In the spirit of Valentine’s Day, this NACRO newsletter Spotlight focuses on stewardship and how we recognize our most important partners. We sat down for a chat with Ashley Chan (Director of Corporate Engagement, Penn State University) Christine Roth (Assistant Director of Advancement, College of Business, Oregon State University), and Brandy Zamora (Executive Director, Office of Business Partnerships, Indiana University) for a discussion about stewardship and how they “show the love”.

Q: What are the TOP 10 reasons for Stewardship?

  1. Express our gratitude for their support and engagement. (all)
  2. Showcase the impact of support to retain partners. (all)
  3. Create lasting relationships with industry partners, helping to deepen relationships and diversity engagement. (all)
  4. Promote transparency and accountability. (BZ)
  5. Ensures the institution is carrying out the partner's gift intentions. (AC)
  6. Provide value for their partnership and philanthropy. (CR)
  7. Promote internal collaboration as a holistic approach to partnerships. (BZ)
  8. Makes your institution known as a great partner for companies. (AC)
  9. Keep our donors and partners deep in the institution’s ecosystem in an ever-changing and often, chaotic world.  (CR)
  10. Because stewarding industry partners can be fun for everyone! (all)

Q: Brandy, tell us about a time where you were successful in stewarding relationships with corporate partners or alumni?

Brandy Zamora: I spent years stewarding a partner that didn’t have a large budget to support the university; however, they hired a lot of our students. I worked with the partner to find opportunities for them to engage with students/faculty/staff that fit within their budget. One day they called me up and thanked me for proving to be such a good partner over the years, despite their lack of financial support. They then shared that their leadership had earmarked a significant amount of funds for the university and they could spend at their discretion. We worked together to find the right opportunities to maximize their investment. It was a great testament that if we work hard to steward and care for our partners, the funding will come. 

Q: Ashley, are there stewardship tactics you practice regularly that work really well?

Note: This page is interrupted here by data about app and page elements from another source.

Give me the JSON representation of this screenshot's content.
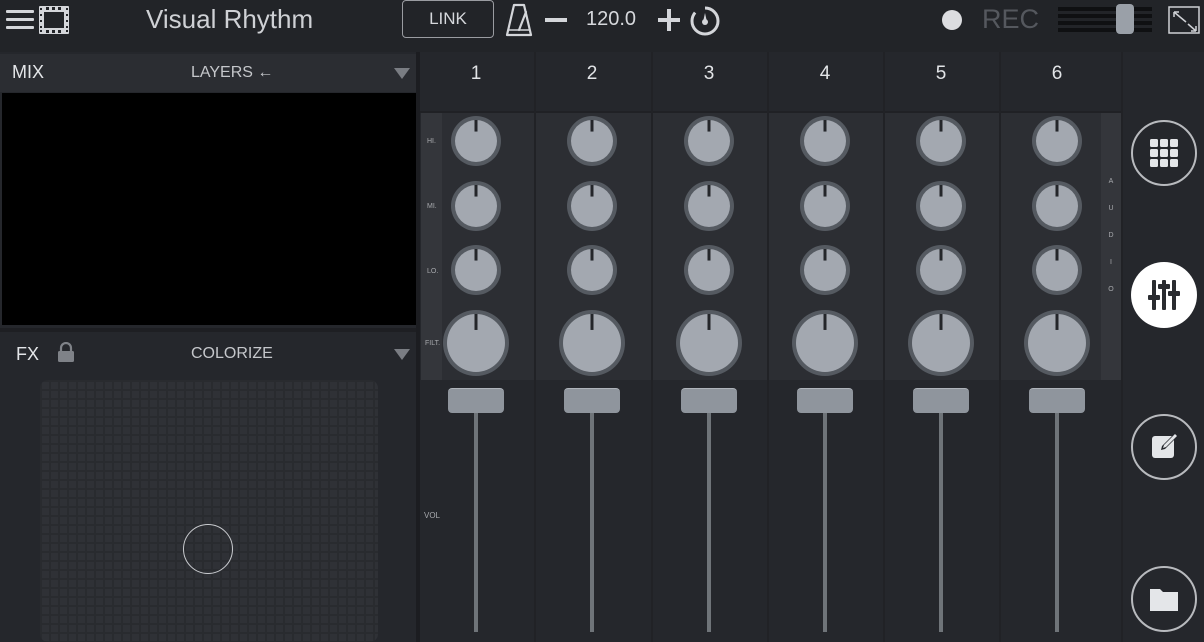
{
  "header": {
    "app_title": "Visual Rhythm",
    "link_label": "LINK",
    "bpm": "120.0",
    "rec_label": "REC"
  },
  "mix": {
    "label": "MIX",
    "source_label": "LAYERS ←"
  },
  "fx": {
    "label": "FX",
    "effect_name": "COLORIZE"
  },
  "mixer": {
    "band_labels": [
      "HI.",
      "MI.",
      "LO.",
      "FILT."
    ],
    "audio_label": [
      "A",
      "U",
      "D",
      "I",
      "O"
    ],
    "vol_label": "VOL",
    "channels": [
      {
        "number": "1"
      },
      {
        "number": "2"
      },
      {
        "number": "3"
      },
      {
        "number": "4"
      },
      {
        "number": "5"
      },
      {
        "number": "6"
      }
    ]
  },
  "sidebar": {
    "icons": [
      "grid-icon",
      "mixer-sliders-icon",
      "edit-icon",
      "folder-icon"
    ],
    "active": "mixer-sliders-icon"
  },
  "colors": {
    "background": "#25272c",
    "knob": "#a3a8b0",
    "knob_ring": "#555a61",
    "fader_handle": "#8f959d",
    "active_button": "#ffffff"
  }
}
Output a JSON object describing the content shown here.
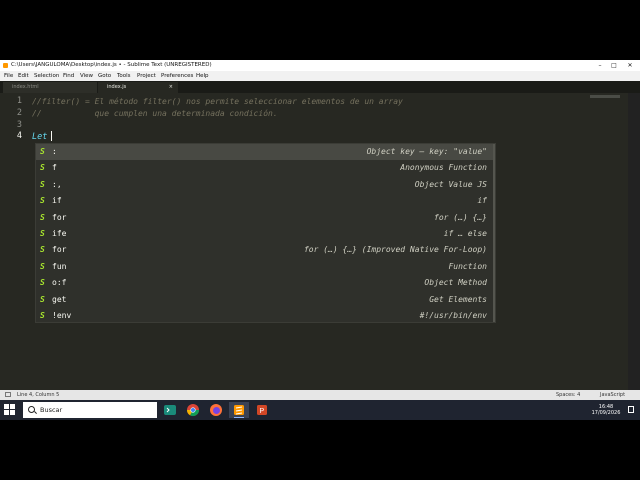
{
  "window": {
    "title": "C:\\Users\\JANGULOMA\\Desktop\\index.js • - Sublime Text (UNREGISTERED)",
    "controls": {
      "minimize": "–",
      "maximize": "□",
      "close": "✕"
    }
  },
  "menu": [
    "File",
    "Edit",
    "Selection",
    "Find",
    "View",
    "Goto",
    "Tools",
    "Project",
    "Preferences",
    "Help"
  ],
  "tabs": [
    {
      "label": "index.html",
      "active": false
    },
    {
      "label": "index.js",
      "active": true,
      "close": "×"
    }
  ],
  "editor": {
    "lines": [
      {
        "num": "1",
        "text": "//filter() = El método filter() nos permite seleccionar elementos de un array"
      },
      {
        "num": "2",
        "text": "//           que cumplen una determinada condición."
      },
      {
        "num": "3",
        "text": ""
      },
      {
        "num": "4",
        "text": "Let"
      }
    ],
    "colors": {
      "background": "#272822",
      "comment": "#75715e",
      "keyword": "#66d9ef"
    }
  },
  "autocomplete": {
    "items": [
      {
        "icon": "S",
        "trigger": ":",
        "desc": "Object key — key: \"value\"",
        "selected": true
      },
      {
        "icon": "S",
        "trigger": "f",
        "desc": "Anonymous Function"
      },
      {
        "icon": "S",
        "trigger": ":,",
        "desc": "Object Value JS"
      },
      {
        "icon": "S",
        "trigger": "if",
        "desc": "if"
      },
      {
        "icon": "S",
        "trigger": "for",
        "desc": "for (…) {…}"
      },
      {
        "icon": "S",
        "trigger": "ife",
        "desc": "if … else"
      },
      {
        "icon": "S",
        "trigger": "for",
        "desc": "for (…) {…} (Improved Native For-Loop)"
      },
      {
        "icon": "S",
        "trigger": "fun",
        "desc": "Function"
      },
      {
        "icon": "S",
        "trigger": "o:f",
        "desc": "Object Method"
      },
      {
        "icon": "S",
        "trigger": "get",
        "desc": "Get Elements"
      },
      {
        "icon": "S",
        "trigger": "!env",
        "desc": "#!/usr/bin/env"
      }
    ]
  },
  "status": {
    "position": "Line 4, Column 5",
    "spaces": "Spaces: 4",
    "syntax": "JavaScript"
  },
  "taskbar": {
    "search_placeholder": "Buscar",
    "apps": [
      {
        "name": "terminal-app",
        "color": "#1a8a7a"
      },
      {
        "name": "chrome-app",
        "color": "#4285f4"
      },
      {
        "name": "firefox-app",
        "color": "#ff7139"
      },
      {
        "name": "sublime-app",
        "color": "#ff9800",
        "active": true
      },
      {
        "name": "powerpoint-app",
        "color": "#d24726"
      }
    ],
    "time": "16:48",
    "date": "17/09/2026"
  }
}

Ashley Chan: Working with companies that have a big investment in Penn State's research enterprise, it is important to keep a close eye on how the contractual and project experience is going. I generate a regular report so that my corporate contacts can monitor progress of multiple, simultaneous projects. Together, we monitor snags that can be addressed internally to ensure they are seeing deliverables met by their expected timeline.

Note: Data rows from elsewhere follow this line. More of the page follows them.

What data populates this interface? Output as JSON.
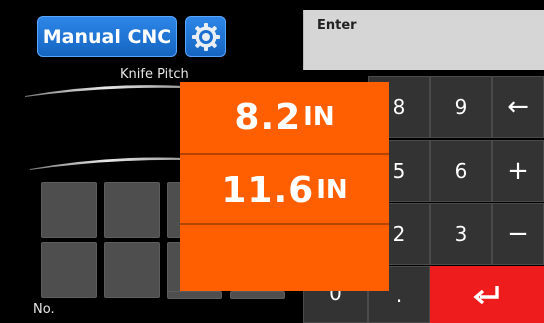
{
  "header": {
    "manual_label": "Manual CNC",
    "settings_icon": "gear-icon"
  },
  "left_panel": {
    "pitch_label": "Knife Pitch",
    "no_label": "No."
  },
  "keypad": {
    "enter_label": "Enter",
    "keys": [
      "8",
      "9",
      "5",
      "6",
      "2",
      "3",
      "0",
      "."
    ],
    "backspace_symbol": "←",
    "plus_symbol": "+",
    "minus_symbol": "−"
  },
  "popup": {
    "rows": [
      {
        "value": "8.2",
        "unit": "IN"
      },
      {
        "value": "11.6",
        "unit": "IN"
      },
      {
        "value": "",
        "unit": ""
      }
    ]
  },
  "colors": {
    "accent_blue": "#1e78dc",
    "popup_orange": "#ff5f00",
    "enter_red": "#ee1c1c"
  }
}
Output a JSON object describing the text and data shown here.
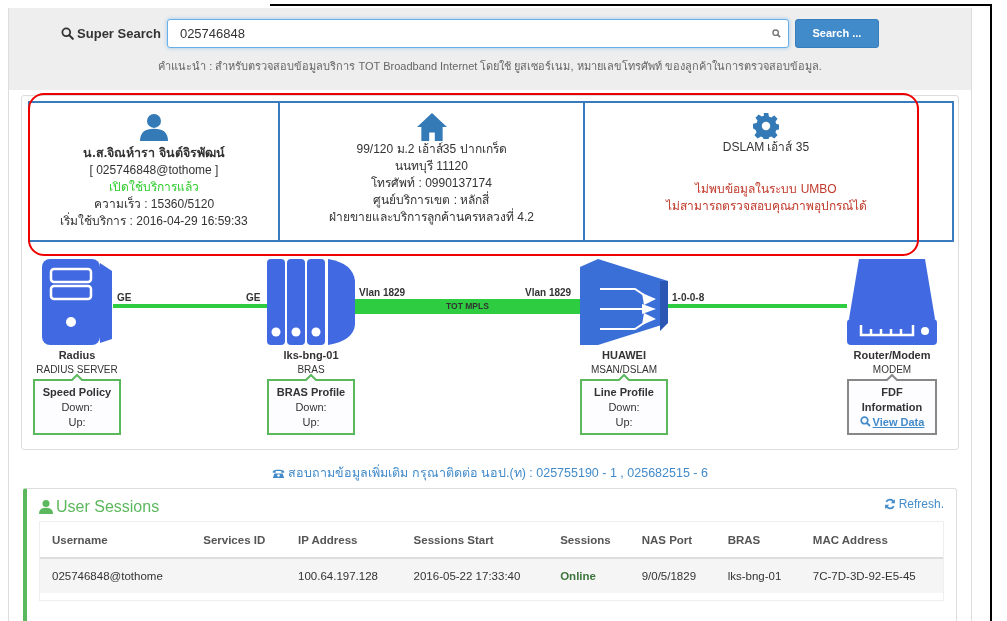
{
  "search": {
    "label": "Super Search",
    "value": "025746848",
    "button": "Search ...",
    "hint": "คำแนะนำ : สำหรับตรวจสอบข้อมูลบริการ TOT Broadband Internet โดยใช้ ยูสเซอร์เนม, หมายเลขโทรศัพท์ ของลูกค้าในการตรวจสอบข้อมูล."
  },
  "info_boxes": [
    {
      "kind": "person",
      "lines": [
        {
          "kind": "name",
          "text": "น.ส.จิณห์ารา จินต์จิรพัฒน์"
        },
        {
          "kind": "normal",
          "text": "[ 025746848@tothome ]"
        },
        {
          "kind": "status",
          "text": "เปิดใช้บริการแล้ว"
        },
        {
          "kind": "normal",
          "text": "ความเร็ว : 15360/5120"
        },
        {
          "kind": "normal",
          "text": "เริ่มใช้บริการ : 2016-04-29 16:59:33"
        }
      ]
    },
    {
      "kind": "address",
      "lines": [
        {
          "kind": "normal",
          "text": "99/120 ม.2 เอ้าส์35 ปากเกร็ด"
        },
        {
          "kind": "normal",
          "text": "นนทบุรี 11120"
        },
        {
          "kind": "normal",
          "text": "โทรศัพท์ : 0990137174"
        },
        {
          "kind": "normal",
          "text": "ศูนย์บริการเขต : หลักสี่"
        },
        {
          "kind": "normal",
          "text": "ฝ่ายขายและบริการลูกค้านครหลวงที่ 4.2"
        }
      ]
    },
    {
      "kind": "device",
      "lines": [
        {
          "kind": "normal",
          "text": "DSLAM เอ้าส์ 35"
        },
        {
          "kind": "error",
          "text": "ไม่พบข้อมูลในระบบ UMBO"
        },
        {
          "kind": "error",
          "text": "ไม่สามารถตรวจสอบคุณภาพอุปกรณ์ได้"
        }
      ]
    }
  ],
  "diagram": {
    "nodes": [
      {
        "kind": "server",
        "name": "Radius",
        "type": "RADIUS SERVER",
        "box": {
          "kind": "profile",
          "title": "Speed Policy",
          "lines": [
            "Down:",
            "Up:"
          ]
        }
      },
      {
        "kind": "bras",
        "name": "lks-bng-01",
        "type": "BRAS",
        "box": {
          "kind": "profile",
          "title": "BRAS Profile",
          "lines": [
            "Down:",
            "Up:"
          ]
        }
      },
      {
        "kind": "msan",
        "name": "HUAWEI",
        "type": "MSAN/DSLAM",
        "box": {
          "kind": "profile",
          "title": "Line Profile",
          "lines": [
            "Down:",
            "Up:"
          ]
        }
      },
      {
        "kind": "modem",
        "name": "Router/Modem",
        "type": "MODEM",
        "box": {
          "kind": "info",
          "title": "FDF Information",
          "link": "View Data"
        }
      }
    ],
    "links": [
      {
        "kind": "thin",
        "left": "GE",
        "right": "GE"
      },
      {
        "kind": "thick",
        "left": "Vlan 1829",
        "right": "Vlan 1829",
        "middle": "TOT MPLS"
      },
      {
        "kind": "thin",
        "left": "1-0-0-8"
      }
    ]
  },
  "contact": "สอบถามข้อมูลเพิ่มเติม กรุณาติดต่อ นอป.(ท) : 025755190 - 1 , 025682515 - 6",
  "sessions": {
    "title": "User Sessions",
    "refresh": "Refresh.",
    "columns": [
      {
        "label": "Username",
        "kind": "text"
      },
      {
        "label": "Services ID",
        "kind": "text"
      },
      {
        "label": "IP Address",
        "kind": "text"
      },
      {
        "label": "Sessions Start",
        "kind": "text"
      },
      {
        "label": "Sessions",
        "kind": "status"
      },
      {
        "label": "NAS Port",
        "kind": "text"
      },
      {
        "label": "BRAS",
        "kind": "text"
      },
      {
        "label": "MAC Address",
        "kind": "text"
      }
    ],
    "rows": [
      [
        "025746848@tothome",
        "",
        "100.64.197.128",
        "2016-05-22 17:33:40",
        "Online",
        "9/0/5/1829",
        "lks-bng-01",
        "7C-7D-3D-92-E5-45"
      ]
    ]
  }
}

Q: Christine, can you give an example of a unique or fun way you were able to cultivate new or existing corporate relationships?

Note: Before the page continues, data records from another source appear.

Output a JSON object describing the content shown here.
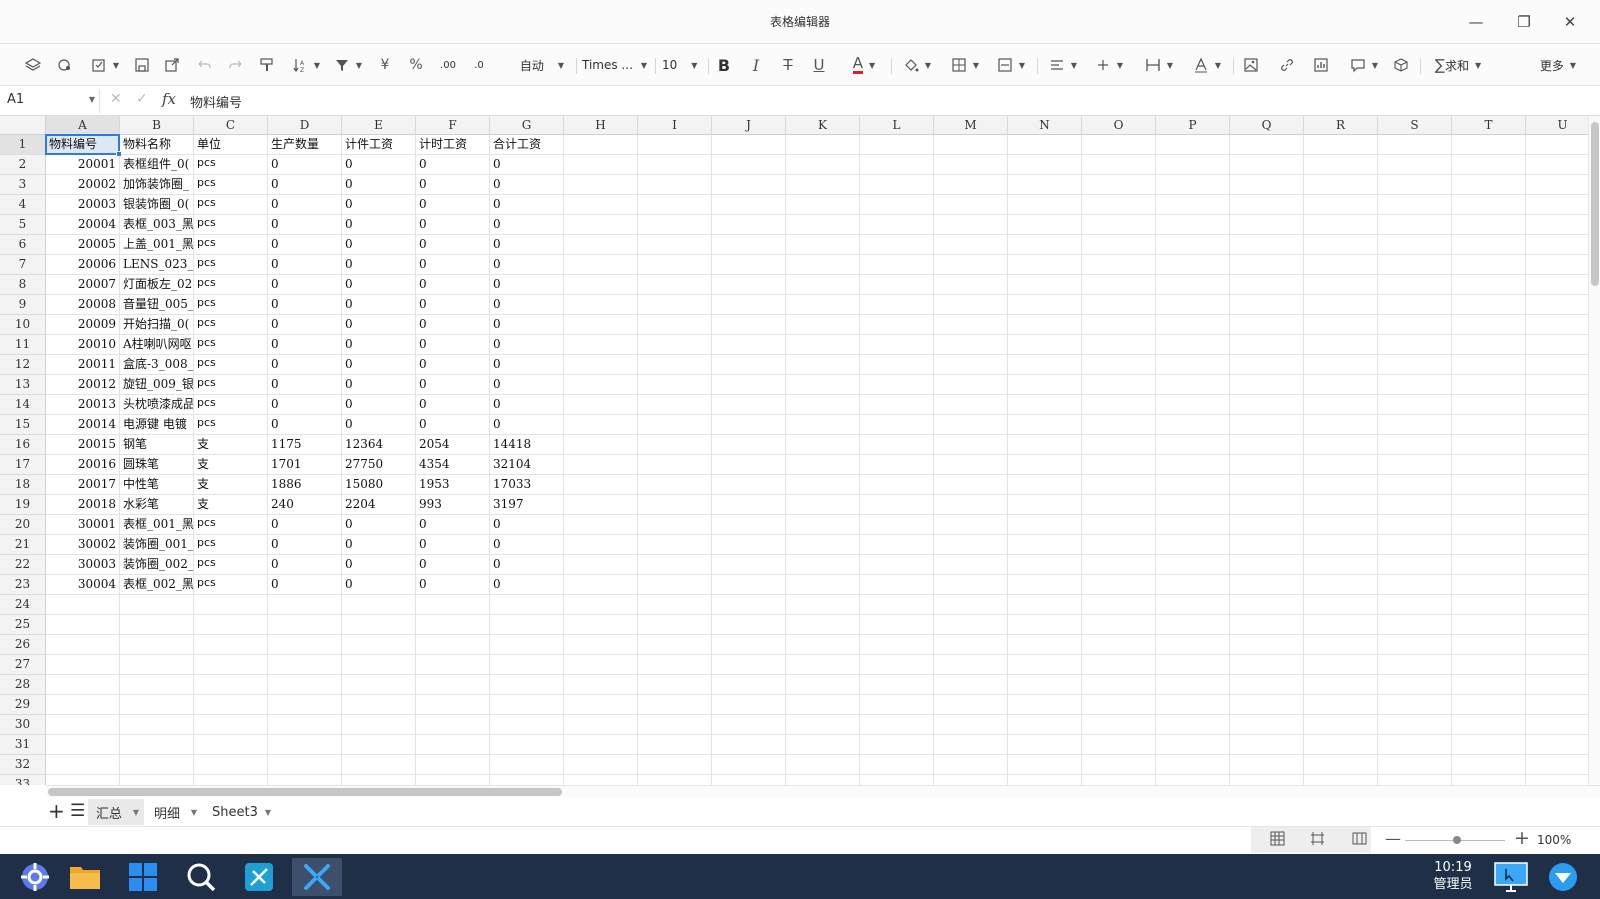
{
  "window": {
    "title": "表格编辑器",
    "minimize_glyph": "—",
    "restore_glyph": "❐",
    "close_glyph": "✕"
  },
  "toolbar": {
    "font_size_mode": "自动",
    "font_family": "Times ...",
    "font_size": "10",
    "currency_label": "¥",
    "percent_label": "%",
    "dec_increase_label": ".00",
    "dec_decrease_label": ".0",
    "bold_label": "B",
    "italic_label": "I",
    "strike_label": "T",
    "underline_label": "U",
    "font_color_label": "A",
    "sum_label": "求和",
    "more_label": "更多",
    "accent_color": "#2d7be0",
    "font_color_bar": "#e02020"
  },
  "formula_bar": {
    "cell_ref": "A1",
    "fx_label": "fx",
    "content": "物料编号"
  },
  "columns": [
    "A",
    "B",
    "C",
    "D",
    "E",
    "F",
    "G",
    "H",
    "I",
    "J",
    "K",
    "L",
    "M",
    "N",
    "O",
    "P",
    "Q",
    "R",
    "S",
    "T",
    "U"
  ],
  "row_numbers": [
    "1",
    "2",
    "3",
    "4",
    "5",
    "6",
    "7",
    "8",
    "9",
    "10",
    "11",
    "12",
    "13",
    "14",
    "15",
    "16",
    "17",
    "18",
    "19",
    "20",
    "21",
    "22",
    "23",
    "24",
    "25",
    "26",
    "27",
    "28",
    "29",
    "30",
    "31",
    "32",
    "33"
  ],
  "table": {
    "headers": [
      "物料编号",
      "物料名称",
      "单位",
      "生产数量",
      "计件工资",
      "计时工资",
      "合计工资"
    ],
    "rows": [
      [
        "20001",
        "表框组件_0(",
        "pcs",
        "0",
        "0",
        "0",
        "0"
      ],
      [
        "20002",
        "加饰装饰圈_",
        "pcs",
        "0",
        "0",
        "0",
        "0"
      ],
      [
        "20003",
        "银装饰圈_0(",
        "pcs",
        "0",
        "0",
        "0",
        "0"
      ],
      [
        "20004",
        "表框_003_黑",
        "pcs",
        "0",
        "0",
        "0",
        "0"
      ],
      [
        "20005",
        "上盖_001_黑",
        "pcs",
        "0",
        "0",
        "0",
        "0"
      ],
      [
        "20006",
        "LENS_023_我",
        "pcs",
        "0",
        "0",
        "0",
        "0"
      ],
      [
        "20007",
        "灯面板左_02",
        "pcs",
        "0",
        "0",
        "0",
        "0"
      ],
      [
        "20008",
        "音量钮_005_",
        "pcs",
        "0",
        "0",
        "0",
        "0"
      ],
      [
        "20009",
        "开始扫描_0(",
        "pcs",
        "0",
        "0",
        "0",
        "0"
      ],
      [
        "20010",
        "A柱喇叭网呕",
        "pcs",
        "0",
        "0",
        "0",
        "0"
      ],
      [
        "20011",
        "盒底-3_008_",
        "pcs",
        "0",
        "0",
        "0",
        "0"
      ],
      [
        "20012",
        "旋钮_009_银",
        "pcs",
        "0",
        "0",
        "0",
        "0"
      ],
      [
        "20013",
        "头枕喷漆成品",
        "pcs",
        "0",
        "0",
        "0",
        "0"
      ],
      [
        "20014",
        "电源键 电镀",
        "pcs",
        "0",
        "0",
        "0",
        "0"
      ],
      [
        "20015",
        "钢笔",
        "支",
        "1175",
        "12364",
        "2054",
        "14418"
      ],
      [
        "20016",
        "圆珠笔",
        "支",
        "1701",
        "27750",
        "4354",
        "32104"
      ],
      [
        "20017",
        "中性笔",
        "支",
        "1886",
        "15080",
        "1953",
        "17033"
      ],
      [
        "20018",
        "水彩笔",
        "支",
        "240",
        "2204",
        "993",
        "3197"
      ],
      [
        "30001",
        "表框_001_黑",
        "pcs",
        "0",
        "0",
        "0",
        "0"
      ],
      [
        "30002",
        "装饰圈_001_",
        "pcs",
        "0",
        "0",
        "0",
        "0"
      ],
      [
        "30003",
        "装饰圈_002_",
        "pcs",
        "0",
        "0",
        "0",
        "0"
      ],
      [
        "30004",
        "表框_002_黑",
        "pcs",
        "0",
        "0",
        "0",
        "0"
      ]
    ]
  },
  "sheets": [
    {
      "name": "汇总",
      "active": true
    },
    {
      "name": "明细",
      "active": false
    },
    {
      "name": "Sheet3",
      "active": false
    }
  ],
  "status": {
    "zoom": "100%",
    "zoom_out": "—",
    "zoom_in": "+"
  },
  "taskbar": {
    "time": "10:19",
    "user": "管理员",
    "taskbar_color": "#1f2f47"
  }
}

Christine Roth: We recently celebrated our donors through a night time event cruise on the Willamette River for several reasons. Traditionally we had done events in a typical university or hotel event space, but we wanted to take advantage of the unique viewpoint of sailing along the river which bisects Portland. The change of venue provided a much more intimate scene, and because it was a cruise, attendance remained stable. To add to the novelty of the location, we had the largest bridge lit up in the colors of the University. Faculty and students participated and spoke of the impact these donors have made on their life and career. We actually call the event “Impact… At Work” to create the direct connection between our donors and our students and programs. It was a beautiful clear evening and the location, timing, intimacy and authenticity of the event really created a buzz and sense with our donors that their value and impact was acutely deep and personal.